Specifically, he pointed out the Wade Shows collaboration with the New York State Fair, one the shows largest events and one of the top fairs in the U.S., which also posted a record attendance in 2018. “I found it most enlightening with the New York State Fair getting the word and growing advanced ticket sales through online Flash Sales.”
The Flash Sale approach had different strategies, including a two hour Lifetime Pass sales that sold out all of its 200 available passes, according to Zaitshik, as well as other flash sales with discount pricing 60 days, 28 days, and 14 days before the opening. “It's a way to generate revenue, and it created buzz. Flash Sales are a real test of the demand for the fair among its customers. The most effective sales was the one 30 days before the fair, which covered other payroll periods.”
For 2019, the company invested approximately $1.5 million in new ride acquisitions and infrastructure. New additions included a new generation Sizzler themed from Wisdom themed Axis, a Starship 4000, and a 22 meter Giant Wheel from Technical Park.
Zaitshik also expanded his ongoing guest amenity improvement program, which he claims to be in the forefront of the industry, adding such new innovations such as cellphone charging stations, baby changing stations, designated smoking areas, and increasing its light tower array. “We first had charging stations in 2015, I don't know anyone else who had them. But guest amenities have been our modus operandi since 1993, when we rebranded our color scheme, from hats to canvases and instituted a grooming policy.”
Other 2019 midway additions included new umbrellas, benches and more than a dozen new photo ops – cutouts for instantly shareable photos, including cowboy and superhero looks, complete with a QR code for posting on Snapchat.
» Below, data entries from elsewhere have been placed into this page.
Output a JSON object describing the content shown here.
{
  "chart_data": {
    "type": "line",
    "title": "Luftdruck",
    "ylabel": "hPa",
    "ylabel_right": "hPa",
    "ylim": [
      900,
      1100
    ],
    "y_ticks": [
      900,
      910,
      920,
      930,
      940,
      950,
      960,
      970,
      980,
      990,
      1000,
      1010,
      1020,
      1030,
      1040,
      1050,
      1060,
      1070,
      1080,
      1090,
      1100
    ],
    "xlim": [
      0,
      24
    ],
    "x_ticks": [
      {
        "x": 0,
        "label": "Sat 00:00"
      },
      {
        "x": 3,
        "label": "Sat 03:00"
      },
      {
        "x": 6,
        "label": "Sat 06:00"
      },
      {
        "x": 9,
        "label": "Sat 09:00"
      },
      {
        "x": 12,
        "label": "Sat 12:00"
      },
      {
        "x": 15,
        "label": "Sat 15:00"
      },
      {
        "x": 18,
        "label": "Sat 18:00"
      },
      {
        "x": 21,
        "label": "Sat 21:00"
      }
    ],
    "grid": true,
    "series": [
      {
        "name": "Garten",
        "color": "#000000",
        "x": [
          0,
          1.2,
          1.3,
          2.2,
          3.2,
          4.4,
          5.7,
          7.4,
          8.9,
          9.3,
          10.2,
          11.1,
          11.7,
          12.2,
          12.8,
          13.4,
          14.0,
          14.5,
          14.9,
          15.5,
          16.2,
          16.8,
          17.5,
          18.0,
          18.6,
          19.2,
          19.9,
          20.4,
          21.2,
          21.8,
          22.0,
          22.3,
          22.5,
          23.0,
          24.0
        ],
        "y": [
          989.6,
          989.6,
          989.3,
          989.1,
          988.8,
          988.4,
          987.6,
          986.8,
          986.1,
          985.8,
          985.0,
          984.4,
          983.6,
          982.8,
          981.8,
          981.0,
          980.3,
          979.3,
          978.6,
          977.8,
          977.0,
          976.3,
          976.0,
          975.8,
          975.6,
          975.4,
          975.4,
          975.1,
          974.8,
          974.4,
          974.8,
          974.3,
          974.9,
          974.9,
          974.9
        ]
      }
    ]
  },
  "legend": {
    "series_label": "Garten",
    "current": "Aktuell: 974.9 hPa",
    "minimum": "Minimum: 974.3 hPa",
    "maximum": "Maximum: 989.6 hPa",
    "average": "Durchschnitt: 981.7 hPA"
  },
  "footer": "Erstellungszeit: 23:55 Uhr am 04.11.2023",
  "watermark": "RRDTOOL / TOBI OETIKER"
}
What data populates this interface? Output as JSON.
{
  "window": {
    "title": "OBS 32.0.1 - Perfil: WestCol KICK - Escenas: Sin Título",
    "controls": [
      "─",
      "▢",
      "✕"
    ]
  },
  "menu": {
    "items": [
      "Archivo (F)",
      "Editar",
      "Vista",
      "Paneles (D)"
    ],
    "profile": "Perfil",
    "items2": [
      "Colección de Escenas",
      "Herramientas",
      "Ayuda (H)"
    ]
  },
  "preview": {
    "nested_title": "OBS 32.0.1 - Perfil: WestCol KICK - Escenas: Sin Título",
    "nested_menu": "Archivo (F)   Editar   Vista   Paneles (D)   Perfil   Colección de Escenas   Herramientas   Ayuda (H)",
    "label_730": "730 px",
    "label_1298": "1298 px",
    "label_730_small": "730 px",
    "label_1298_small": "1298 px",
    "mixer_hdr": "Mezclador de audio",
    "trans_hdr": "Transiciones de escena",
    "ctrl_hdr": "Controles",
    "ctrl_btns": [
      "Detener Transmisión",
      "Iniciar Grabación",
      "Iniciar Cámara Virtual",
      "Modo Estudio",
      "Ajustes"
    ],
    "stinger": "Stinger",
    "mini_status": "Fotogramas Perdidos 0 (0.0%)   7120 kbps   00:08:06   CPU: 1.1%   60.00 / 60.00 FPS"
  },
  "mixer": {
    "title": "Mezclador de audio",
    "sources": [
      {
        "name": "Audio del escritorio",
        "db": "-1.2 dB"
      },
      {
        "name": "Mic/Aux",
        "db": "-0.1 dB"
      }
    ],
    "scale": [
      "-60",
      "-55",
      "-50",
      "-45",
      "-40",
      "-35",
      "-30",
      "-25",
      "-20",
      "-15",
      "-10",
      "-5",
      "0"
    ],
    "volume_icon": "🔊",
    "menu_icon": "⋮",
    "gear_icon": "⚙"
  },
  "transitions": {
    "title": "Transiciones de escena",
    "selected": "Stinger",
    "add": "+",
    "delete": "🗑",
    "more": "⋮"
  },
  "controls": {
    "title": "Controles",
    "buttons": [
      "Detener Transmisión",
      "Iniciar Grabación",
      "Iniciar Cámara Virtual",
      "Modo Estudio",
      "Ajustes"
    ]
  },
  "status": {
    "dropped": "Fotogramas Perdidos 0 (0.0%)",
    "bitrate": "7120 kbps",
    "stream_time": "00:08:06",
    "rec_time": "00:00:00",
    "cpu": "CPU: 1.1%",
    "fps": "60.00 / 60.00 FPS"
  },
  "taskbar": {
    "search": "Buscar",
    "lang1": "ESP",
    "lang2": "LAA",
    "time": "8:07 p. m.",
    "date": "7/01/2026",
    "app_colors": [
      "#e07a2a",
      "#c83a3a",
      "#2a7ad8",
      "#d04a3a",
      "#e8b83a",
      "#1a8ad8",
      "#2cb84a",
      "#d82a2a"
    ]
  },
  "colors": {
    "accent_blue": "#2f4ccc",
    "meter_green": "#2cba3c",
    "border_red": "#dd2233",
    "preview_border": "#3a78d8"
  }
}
Improvements, ranging from the look of the midway to new technologies – such as the cashless midway using a Fun Card System – have been part and parcel of Wade Shows. “With changes like the Fun Card, you want to do it prudently and the most efficient way possible. In 2012 we chose the Fun Card system because it was the only battle tested cashless system. Today, while there are other systems available, Fun Card is still most economically feasible system. It's an evolving business, so we've added electronic ticketing, self-service kiosks and a mobile app.”
He added, “many of the fairs I currently have said that other carnival companies weren't providing these amenities. When we first go to a location, the amount of compliments from not just the customers, but the fair management teams and even the police, is very gratifying. Once you implement these changes, it's a whole new level to an event because people stay longer and their per capita spending goes up, as a result. But you continuously get better once you have built a strong foundation.”
Besides the gearing up for the bulk of his season, when Zaitshik spoke with Carnival Warehouse, he mentioned his other business for the year, the business of seeking new fairs and expanding his route. While mum on what RFPs he's working on, he admitted. “I love the thrill of the hunt. I love the opportunity to make proposals. I love the challenge of putting your best rides, games and food into pictures and words. The challenge is one I enjoy.”
Those potential contracts for new events are in the future. For now, he's more focused on the summer and fall of 2019. The fair business is about having fun and fun is one reason this livelong carnival worker loves the business. “The two most fun parts for me is having a vision of what the fair is going to look like when it opens, and then seeing that vision come life. When I walk around the midway early in the morning, I get a sense of pride and satisfaction of a job well done.”